I had previously devoted much attention to the pure colours of refracted light, the greatest possible intensity of colour attainable by mixing paint. It was exploring their patterns that I noticed the vision behind the eyelid, which has ever since been one of my most intensive experiences of colour. It is actually always different, depending on what evokes it from the sight without. But it changes even after I close my eyes, keeps moving in two senses as well: it floats upwards slowly, and its colours transform. Which means a moving medium is required for its representation, not in the least because light-colours belong to a colour scale that’s different from what we perceive in nature and what can be mixed from pigments. Its closest relatives are the bright light-colours of sun-lit stained-glass windows and those on a computer screen. Afterimages are moving, swarming, floating, luminous, active processes. All of which is at the same time reality that exists. It is uncertain whether it can be grasped, objectified.

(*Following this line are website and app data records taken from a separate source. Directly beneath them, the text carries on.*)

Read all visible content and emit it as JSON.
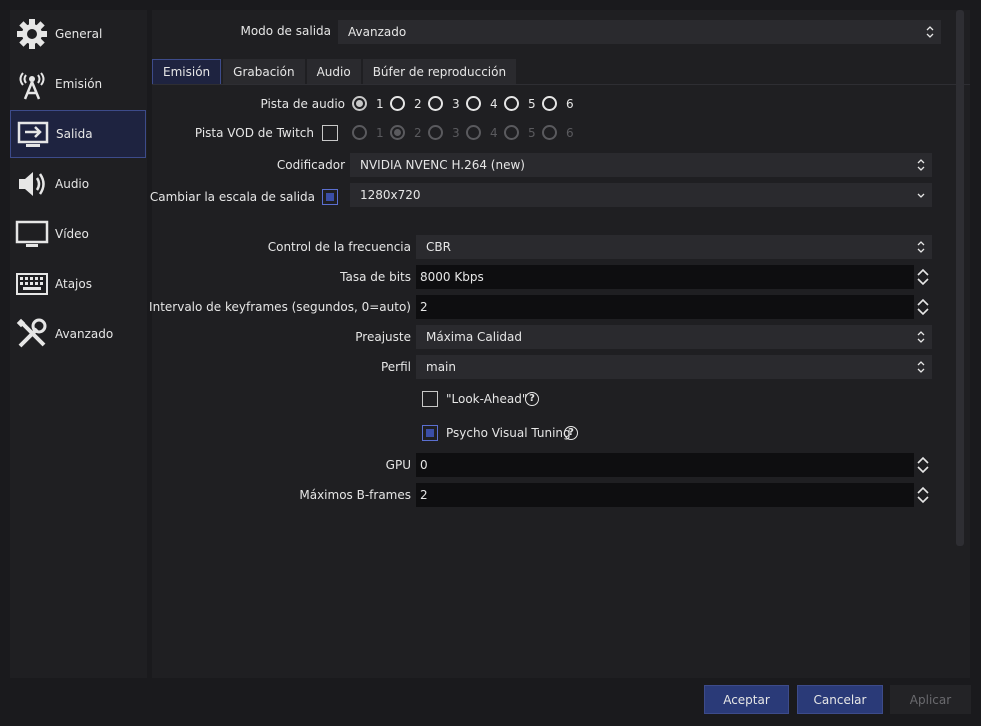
{
  "sidebar": {
    "items": [
      {
        "label": "General",
        "icon": "gear-icon"
      },
      {
        "label": "Emisión",
        "icon": "broadcast-icon"
      },
      {
        "label": "Salida",
        "icon": "output-icon",
        "active": true
      },
      {
        "label": "Audio",
        "icon": "speaker-icon"
      },
      {
        "label": "Vídeo",
        "icon": "monitor-icon"
      },
      {
        "label": "Atajos",
        "icon": "keyboard-icon"
      },
      {
        "label": "Avanzado",
        "icon": "tools-icon"
      }
    ]
  },
  "output": {
    "mode_label": "Modo de salida",
    "mode_value": "Avanzado"
  },
  "tabs": [
    "Emisión",
    "Grabación",
    "Audio",
    "Búfer de reproducción"
  ],
  "audio_track": {
    "label": "Pista de audio",
    "options": [
      "1",
      "2",
      "3",
      "4",
      "5",
      "6"
    ],
    "selected": "1"
  },
  "twitch_vod": {
    "label": "Pista VOD de Twitch",
    "options": [
      "1",
      "2",
      "3",
      "4",
      "5",
      "6"
    ],
    "selected": "2"
  },
  "encoder": {
    "label": "Codificador",
    "value": "NVIDIA NVENC H.264 (new)"
  },
  "rescale": {
    "label": "Cambiar la escala de salida",
    "value": "1280x720"
  },
  "rate_control": {
    "label": "Control de la frecuencia",
    "value": "CBR"
  },
  "bitrate": {
    "label": "Tasa de bits",
    "value": "8000 Kbps"
  },
  "keyframe": {
    "label": "Intervalo de keyframes (segundos, 0=auto)",
    "value": "2"
  },
  "preset": {
    "label": "Preajuste",
    "value": "Máxima Calidad"
  },
  "profile": {
    "label": "Perfil",
    "value": "main"
  },
  "look_ahead": {
    "label": "\"Look-Ahead\"",
    "checked": false
  },
  "psycho_visual": {
    "label": "Psycho Visual Tuning",
    "checked": true
  },
  "help_glyph": "?",
  "gpu": {
    "label": "GPU",
    "value": "0"
  },
  "bframes": {
    "label": "Máximos B-frames",
    "value": "2"
  },
  "buttons": {
    "accept": "Aceptar",
    "cancel": "Cancelar",
    "apply": "Aplicar"
  },
  "colors": {
    "accent": "#3d4b8a",
    "active_bg": "#1e2340",
    "panel": "#1f1f22"
  }
}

I find painting afterimages, just as modelling processes of the brain with computers, exciting because it is probably a sensual experience everyone’s familiar with. The same way as we sometimes “see stars” when knocked on the head (which stars I incidentally think are cobalt blue), or as our ear “rings” every now and then. At the same time, it would be difficult to prove whether we see things the same way, just as it is hard to ascertain what the differences are and what causes them.

What I’m intrigued by is the possibility of connecting the IMAGE and the AFTERIMAGE, as it dissolves the importance of the “theme”: anything can be the subject of inquiry, the human body, an object, a detail of a landscape, etc. The subject and boiling point of the observation and the inquiry is the question: is it possible to give a valid representation to highly intensive inner and outer visual processes by the combined means of painting and computing technology?

Ilona Keserü, 2002

C3 Center for Culture and Communication